ACTIVITY >> The whole of the material needs to be repeated exactly, line for line.

ENTRIES SUPPLIED >>
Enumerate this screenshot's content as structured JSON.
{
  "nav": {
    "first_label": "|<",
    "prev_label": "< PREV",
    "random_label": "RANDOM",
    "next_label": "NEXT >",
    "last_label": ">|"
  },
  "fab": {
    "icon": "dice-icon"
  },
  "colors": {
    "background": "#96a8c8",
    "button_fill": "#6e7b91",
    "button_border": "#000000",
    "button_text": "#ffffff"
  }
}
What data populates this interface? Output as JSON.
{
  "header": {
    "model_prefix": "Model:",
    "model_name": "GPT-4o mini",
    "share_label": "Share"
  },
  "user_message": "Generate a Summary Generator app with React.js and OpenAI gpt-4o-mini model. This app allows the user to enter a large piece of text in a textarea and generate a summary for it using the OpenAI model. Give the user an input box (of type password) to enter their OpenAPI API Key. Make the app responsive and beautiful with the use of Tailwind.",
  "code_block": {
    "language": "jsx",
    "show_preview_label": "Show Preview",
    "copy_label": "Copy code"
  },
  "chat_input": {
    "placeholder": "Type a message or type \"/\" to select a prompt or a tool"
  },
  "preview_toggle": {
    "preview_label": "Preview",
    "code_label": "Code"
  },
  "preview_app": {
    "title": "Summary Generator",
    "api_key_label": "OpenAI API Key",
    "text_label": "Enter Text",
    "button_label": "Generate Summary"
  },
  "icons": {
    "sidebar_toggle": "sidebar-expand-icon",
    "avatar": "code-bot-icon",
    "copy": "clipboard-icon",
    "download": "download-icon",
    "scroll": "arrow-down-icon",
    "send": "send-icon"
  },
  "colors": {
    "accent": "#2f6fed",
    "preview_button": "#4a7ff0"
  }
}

RESULT OF THIS TASK >>
Enumerate this screenshot's content as structured JSON.
{
  "nav": {
    "first_label": "|<",
    "prev_label": "< PREV",
    "random_label": "RANDOM",
    "next_label": "NEXT >",
    "last_label": ">|"
  },
  "fab": {
    "icon": "dice-icon"
  },
  "colors": {
    "background": "#96a8c8",
    "button_fill": "#6e7b91",
    "button_border": "#000000",
    "button_text": "#ffffff"
  }
}
What data populates this interface? Output as JSON.
{
  "header": {
    "model_prefix": "Model:",
    "model_name": "GPT-4o mini",
    "share_label": "Share"
  },
  "user_message": "Generate a Summary Generator app with React.js and OpenAI gpt-4o-mini model. This app allows the user to enter a large piece of text in a textarea and generate a summary for it using the OpenAI model. Give the user an input box (of type password) to enter their OpenAPI API Key. Make the app responsive and beautiful with the use of Tailwind.",
  "code_block": {
    "language": "jsx",
    "show_preview_label": "Show Preview",
    "copy_label": "Copy code"
  },
  "chat_input": {
    "placeholder": "Type a message or type \"/\" to select a prompt or a tool"
  },
  "preview_toggle": {
    "preview_label": "Preview",
    "code_label": "Code"
  },
  "preview_app": {
    "title": "Summary Generator",
    "api_key_label": "OpenAI API Key",
    "text_label": "Enter Text",
    "button_label": "Generate Summary"
  },
  "icons": {
    "sidebar_toggle": "sidebar-expand-icon",
    "avatar": "code-bot-icon",
    "copy": "clipboard-icon",
    "download": "download-icon",
    "scroll": "arrow-down-icon",
    "send": "send-icon"
  },
  "colors": {
    "accent": "#2f6fed",
    "preview_button": "#4a7ff0"
  }
}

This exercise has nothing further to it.